Brief = Show only those lines of the entries where the string "PC乗換ガイド" is found.

(Web page and app entries)
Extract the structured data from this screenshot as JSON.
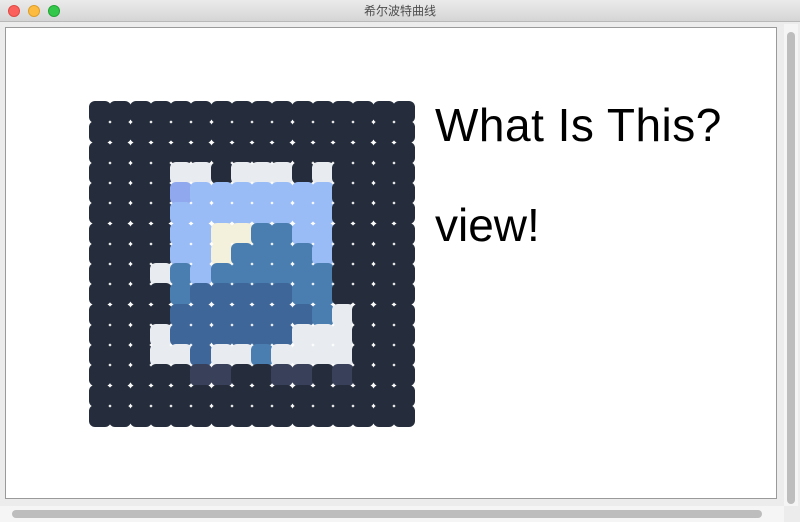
{
  "window": {
    "title": "希尔波特曲线"
  },
  "content": {
    "heading": "What Is This?",
    "subtext": "view!"
  },
  "mosaic": {
    "rows": 16,
    "cols": 16,
    "palette": {
      "D": "#252d3c",
      "W": "#e8ecf1",
      "L": "#9abcf6",
      "M": "#8fa8ee",
      "C": "#f3f0dc",
      "B": "#4b7eb0",
      "N": "#3e6698",
      "G": "#39405a",
      "X": "#ffffff"
    },
    "grid": [
      "DDDDDDDDDDDDDDDD",
      "DDDDDDDDDDDDDDDD",
      "DDDDDDDDDDDDDDDD",
      "DDDDWWDWWWDWDDDD",
      "DDDDMLLLLLLLDDDD",
      "DDDDLLLLLLLLDDDD",
      "DDDDLLCCBBLLDDDD",
      "DDDDLLCBBBBLDDDD",
      "DDDWBLBBBBBBDDDD",
      "DDDDBNNNNNBBDDDD",
      "DDDDNNNNNNNBWDDD",
      "DDDWNNNNNNWWWDDD",
      "DDDWWNWWBWWWWDDD",
      "DDDDDGGDDGGDGDDD",
      "DDDDDDDDDDDDDDDD",
      "DDDDDDDDDDDDDDDD"
    ]
  }
}
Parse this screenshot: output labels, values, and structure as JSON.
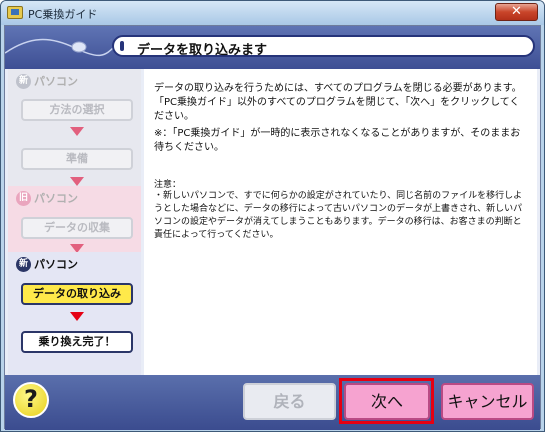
{
  "window": {
    "title": "PC乗換ガイド",
    "close_label": "✕"
  },
  "header": {
    "title": "データを取り込みます"
  },
  "steps": {
    "old_pc_label": "パソコン",
    "old_badge": "新",
    "method_label": "方法の選択",
    "prepare_label": "準備",
    "old_pc2_label": "パソコン",
    "old_badge2": "旧",
    "collect_label": "データの収集",
    "new_pc_label": "パソコン",
    "new_badge": "新",
    "import_label": "データの取り込み",
    "finish_label": "乗り換え完了！"
  },
  "content": {
    "para1": "データの取り込みを行うためには、すべてのプログラムを閉じる必要があります。「PC乗換ガイド」以外のすべてのプログラムを閉じて、「次へ」をクリックしてください。",
    "note_star": "※：「PC乗換ガイド」が一時的に表示されなくなることがありますが、そのままお待ちください。",
    "caution_title": "注意：",
    "caution_body": "・新しいパソコンで、すでに何らかの設定がされていたり、同じ名前のファイルを移行しようとした場合などに、データの移行によって古いパソコンのデータが上書きされ、新しいパソコンの設定やデータが消えてしまうこともあります。データの移行は、お客さまの判断と責任によって行ってください。"
  },
  "footer": {
    "help_label": "?",
    "back_label": "戻る",
    "next_label": "次へ",
    "cancel_label": "キャンセル"
  },
  "colors": {
    "header_blue": "#4a5ea3",
    "active_step": "#ffe94a",
    "primary_button": "#f6a3d0",
    "highlight_red": "#e60012"
  }
}
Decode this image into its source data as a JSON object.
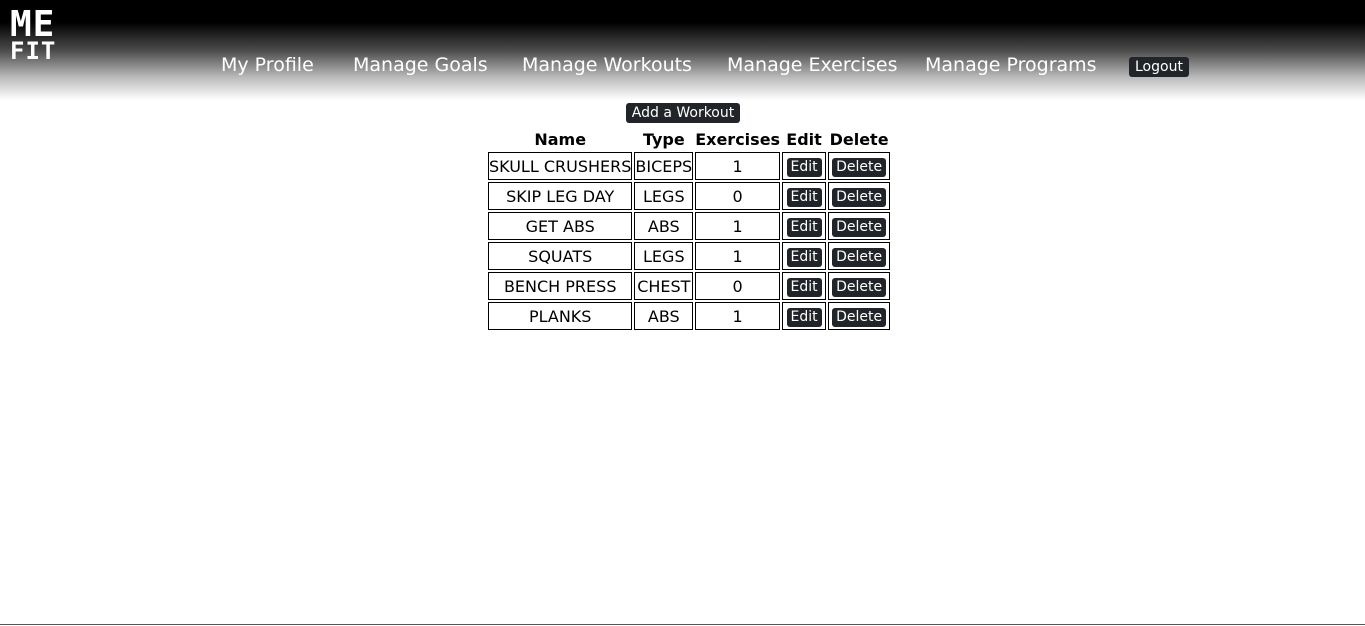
{
  "logo": {
    "line1": "ME",
    "line2": "FIT"
  },
  "nav": {
    "items": [
      {
        "label": "My Profile"
      },
      {
        "label": "Manage Goals"
      },
      {
        "label": "Manage Workouts"
      },
      {
        "label": "Manage Exercises"
      },
      {
        "label": "Manage Programs"
      }
    ],
    "logout_label": "Logout"
  },
  "main": {
    "add_button_label": "Add a Workout",
    "table": {
      "headers": {
        "name": "Name",
        "type": "Type",
        "exercises": "Exercises",
        "edit": "Edit",
        "delete": "Delete"
      },
      "edit_label": "Edit",
      "delete_label": "Delete",
      "rows": [
        {
          "name": "SKULL CRUSHERS",
          "type": "BICEPS",
          "exercises": "1"
        },
        {
          "name": "SKIP LEG DAY",
          "type": "LEGS",
          "exercises": "0"
        },
        {
          "name": "GET ABS",
          "type": "ABS",
          "exercises": "1"
        },
        {
          "name": "SQUATS",
          "type": "LEGS",
          "exercises": "1"
        },
        {
          "name": "BENCH PRESS",
          "type": "CHEST",
          "exercises": "0"
        },
        {
          "name": "PLANKS",
          "type": "ABS",
          "exercises": "1"
        }
      ]
    }
  },
  "colors": {
    "button_bg": "#212529",
    "header_top": "#000000"
  }
}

The answer =
    "title": "PC乗換ガイド",
    "para1": "データの取り込みを行うためには、すべてのプログラムを閉じる必要があります。「PC乗換ガイド」以外のすべてのプログラムを閉じて、「次へ」をクリックしてください。",
    "note_star": "※：「PC乗換ガイド」が一時的に表示されなくなることがありますが、そのままお待ちください。",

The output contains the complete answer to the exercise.